On 20 Nov 2012 Hewlett Packard (HP) announced that it was taking a write off of $8.8 billion of the $11.1 billion that it paid to acquire Autonomy in October 2010. At the time Automony was a member of the FTSE 100 and seen as a UK technology success story.
There has been lots in the UK financial press since then as HP’s key argument is that they overpaid for Autonomy because of accounting manipulation. This is strongly denied by Automony founder Mike Lynch.
- Hewlett-Packard accountants sued over Autonomy purchase (BBC 29 Nov 2012)
- US to probe Autonomy sale to Hewlett-Packard (BBC 27 Dec 2012)
- Autonomy’s Lynch defends record as HP confirms Federal probe (Reuters 28 Dec 2012)
Aswath Damodaran’s Musings on Markets blog makes a strong case that even if HP is right this only accounts for $2.45 billion of the $8.8 billion write off – see HP’s Deal from Hell: The mark-it-up and write-it-down two-step.
The write off raises issues about the acquisition in terms of corporate strategy, leadership, corporate governance as well as the accuracy of Autonomy’s accounts.
Resources for more information:
Thomson One Banker - a deals module search will provide details of the deal: announced 18 Aug 2011, effective 3 Oct 2011, “UK – Hewlett-Packard Vision BV of the Netherlands, a unit of by Hewlett-Packard Co (HP), completed the tender offer to acquire the entire share capital of Autonomy Corp PLC (Autonomy), a
Cambridge-based developer of infrastructure and information management software, for GBP 25.5 (USD 42.09)” [SDC deal number 2337968040]

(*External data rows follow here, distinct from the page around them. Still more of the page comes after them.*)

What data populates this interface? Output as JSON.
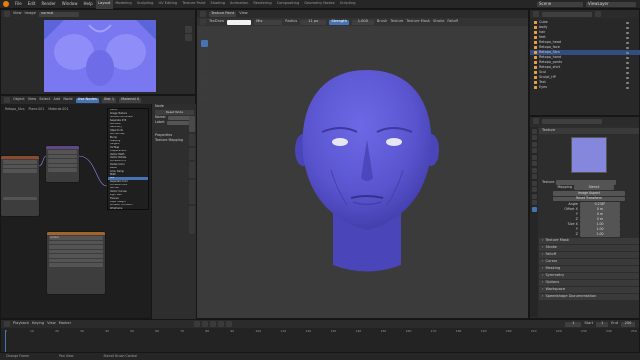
{
  "menu": {
    "items": [
      "File",
      "Edit",
      "Render",
      "Window",
      "Help"
    ],
    "workspaces": [
      "Layout",
      "Modeling",
      "Sculpting",
      "UV Editing",
      "Texture Paint",
      "Shading",
      "Animation",
      "Rendering",
      "Compositing",
      "Geometry Nodes",
      "Scripting"
    ],
    "scene": "Scene",
    "view_layer": "ViewLayer"
  },
  "image_editor": {
    "menus": [
      "View",
      "Image"
    ],
    "image_name": "normal"
  },
  "node_editor": {
    "menus": [
      "Object",
      "View",
      "Select",
      "Add",
      "Node"
    ],
    "use_nodes_label": "Use Nodes",
    "slot": "Slot 1",
    "material": "Material 0",
    "breadcrumb": [
      "Retopo_Stcs",
      "Plane.001",
      "Material.001"
    ],
    "node_node_label": "normal",
    "sidebar": {
      "node_label": "Node",
      "reset_node": "Reset Node",
      "name_label": "Name:",
      "label_label": "Label:",
      "properties_label": "Properties",
      "texture_mapping_label": "Texture Mapping"
    },
    "dropdown_items": [
      "Vector",
      "Image Texture",
      "Texture Coordinate",
      "Separate XYZ",
      "Attribute",
      "Geometry",
      "Object Info",
      "Normal Map",
      "Bump",
      "Mapping",
      "Tangent",
      "UV Map",
      "Displacement",
      "Vector Math",
      "Vector Rotate",
      "Combine XYZ",
      "Vertex Color",
      "Bevel",
      "Color Ramp",
      "Math",
      "Mix",
      "Separate Color",
      "Combine Color",
      "Normal",
      "Vector Curves",
      "Light Path",
      "Fresnel",
      "Layer Weight",
      "Ambient Occlusion",
      "Wireframe"
    ],
    "dropdown_selected": 20,
    "side_tabs": [
      "Node",
      "Tool",
      "View",
      "Options",
      "BlenderKit",
      "Node Wrangler"
    ]
  },
  "viewport": {
    "mode": "Texture Paint",
    "menus": [
      "View"
    ],
    "brush": "TexDraw",
    "blend": "Mix",
    "radius_label": "Radius",
    "radius_value": "11 px",
    "strength_label": "Strength",
    "strength_value": "1.000",
    "header_extra": [
      "Brush",
      "Texture",
      "Texture Mask",
      "Stroke",
      "Falloff"
    ]
  },
  "outliner": {
    "items": [
      {
        "name": "Cube",
        "selected": false
      },
      {
        "name": "body",
        "selected": false
      },
      {
        "name": "hair",
        "selected": false
      },
      {
        "name": "feet",
        "selected": false
      },
      {
        "name": "Retopo_head",
        "selected": false
      },
      {
        "name": "Retopo_face",
        "selected": false
      },
      {
        "name": "Retopo_Stcs",
        "selected": true
      },
      {
        "name": "Retopo_hand",
        "selected": false
      },
      {
        "name": "Retopo_pants",
        "selected": false
      },
      {
        "name": "Retopo_shirt",
        "selected": false
      },
      {
        "name": "Scul",
        "selected": false
      },
      {
        "name": "Sculpt_HP",
        "selected": false
      },
      {
        "name": "Text",
        "selected": false
      },
      {
        "name": "Eyes",
        "selected": false
      }
    ]
  },
  "properties": {
    "texture_label": "Texture",
    "mapping_label": "Mapping",
    "mapping_value": "Stencil",
    "image_aspect": "Image Aspect",
    "reset_transform": "Reset Transform",
    "angle_label": "Angle",
    "angle_value": "0.238°",
    "offset_label": "Offset X",
    "offset_x": "0 m",
    "offset_y": "0 m",
    "offset_z": "0 m",
    "size_label": "Size X",
    "size_x": "1.00",
    "size_y": "1.00",
    "size_z": "1.00",
    "y_label": "Y",
    "z_label": "Z",
    "sections": [
      "Texture Mask",
      "Stroke",
      "Falloff",
      "Cursor",
      "Masking",
      "Symmetry",
      "Options",
      "Workspace",
      "Speedshape Documentation"
    ]
  },
  "timeline": {
    "menus": [
      "Playback",
      "Keying",
      "View",
      "Marker"
    ],
    "current_frame": "1",
    "start_label": "Start",
    "start_value": "1",
    "end_label": "End",
    "end_value": "250",
    "ticks": [
      "0",
      "10",
      "20",
      "30",
      "40",
      "50",
      "60",
      "70",
      "80",
      "90",
      "100",
      "110",
      "120",
      "130",
      "140",
      "150",
      "160",
      "170",
      "180",
      "190",
      "200",
      "210",
      "220",
      "230",
      "240",
      "250"
    ]
  },
  "statusbar": {
    "items": [
      "Change Frame",
      "Pan View",
      "Stencil Brush Control"
    ]
  },
  "colors": {
    "accent": "#4772b3",
    "mesh": "#5a55cf",
    "normal_map": "#7a78f0",
    "orange": "#e87d0d"
  }
}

Thomson Research - analysts reports - For example, on 23 Aug 2011 Marc Geall of Deutsche Bank published a report on Autonomy Corp plc. This reported a change of recommendation to sell, since the shares were GDP 24.86 almost fully valuing the HP offer, and substantially higher that Deutsche Bank’s fundamental target price of GBP 17.50.
Business Source Premier (EBSCO): - several trade journals with articles on the HP aquisition of Autonomy. For example,
Forbes.com (2012) ‘With Autonomy, H-P Bought An Old-Fashioned Accounting Scandal. Here’s How It Worked’ Forbes.Com, (November 20, 2012):p. 39, Business Source Premier, EBSCOhost, viewed 11 January 2013.